ACTION ITEM
Search the records for the word "fictional" and report each line that has it.

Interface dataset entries
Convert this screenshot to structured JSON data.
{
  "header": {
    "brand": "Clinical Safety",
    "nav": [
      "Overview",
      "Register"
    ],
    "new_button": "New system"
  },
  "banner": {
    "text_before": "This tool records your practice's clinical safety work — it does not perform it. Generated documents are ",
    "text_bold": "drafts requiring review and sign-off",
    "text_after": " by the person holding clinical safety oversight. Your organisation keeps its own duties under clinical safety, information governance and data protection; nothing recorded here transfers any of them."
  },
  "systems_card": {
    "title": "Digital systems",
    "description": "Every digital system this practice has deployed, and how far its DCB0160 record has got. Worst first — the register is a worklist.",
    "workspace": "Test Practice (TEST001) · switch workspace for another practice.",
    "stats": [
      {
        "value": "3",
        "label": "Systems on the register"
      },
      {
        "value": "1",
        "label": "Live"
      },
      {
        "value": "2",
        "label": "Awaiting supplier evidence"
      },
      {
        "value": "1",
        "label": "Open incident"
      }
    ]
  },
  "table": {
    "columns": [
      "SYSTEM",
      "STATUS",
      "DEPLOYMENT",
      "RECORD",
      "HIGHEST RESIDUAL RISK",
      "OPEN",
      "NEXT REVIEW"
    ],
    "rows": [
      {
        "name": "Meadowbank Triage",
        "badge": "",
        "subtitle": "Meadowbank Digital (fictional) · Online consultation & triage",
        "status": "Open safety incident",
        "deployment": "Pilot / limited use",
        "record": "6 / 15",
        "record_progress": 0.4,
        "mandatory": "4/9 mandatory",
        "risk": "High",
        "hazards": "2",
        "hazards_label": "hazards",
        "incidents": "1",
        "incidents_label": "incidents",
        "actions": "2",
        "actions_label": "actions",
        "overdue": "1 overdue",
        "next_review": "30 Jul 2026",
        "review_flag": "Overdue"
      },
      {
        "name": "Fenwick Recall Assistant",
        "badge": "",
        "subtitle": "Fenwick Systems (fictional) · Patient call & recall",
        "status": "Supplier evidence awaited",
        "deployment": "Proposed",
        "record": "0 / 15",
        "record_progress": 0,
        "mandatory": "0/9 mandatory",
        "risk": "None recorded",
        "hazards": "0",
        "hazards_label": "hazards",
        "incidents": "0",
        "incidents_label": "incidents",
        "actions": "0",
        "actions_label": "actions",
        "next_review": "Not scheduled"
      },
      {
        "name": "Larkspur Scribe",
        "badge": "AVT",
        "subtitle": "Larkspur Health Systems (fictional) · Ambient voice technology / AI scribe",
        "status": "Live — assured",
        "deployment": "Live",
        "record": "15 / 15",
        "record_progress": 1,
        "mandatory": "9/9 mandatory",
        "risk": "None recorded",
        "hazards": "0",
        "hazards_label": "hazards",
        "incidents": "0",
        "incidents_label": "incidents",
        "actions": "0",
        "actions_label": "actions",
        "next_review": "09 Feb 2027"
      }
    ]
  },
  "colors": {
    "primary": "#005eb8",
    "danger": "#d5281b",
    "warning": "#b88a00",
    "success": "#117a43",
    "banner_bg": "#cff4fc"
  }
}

WRITTEN ANSWER
        "subtitle": "Meadowbank Digital (fictional) · Online consultation & triage",
        "subtitle": "Fenwick Systems (fictional) · Patient call & recall",
        "subtitle": "Larkspur Health Systems (fictional) · Ambient voice technology / AI scribe",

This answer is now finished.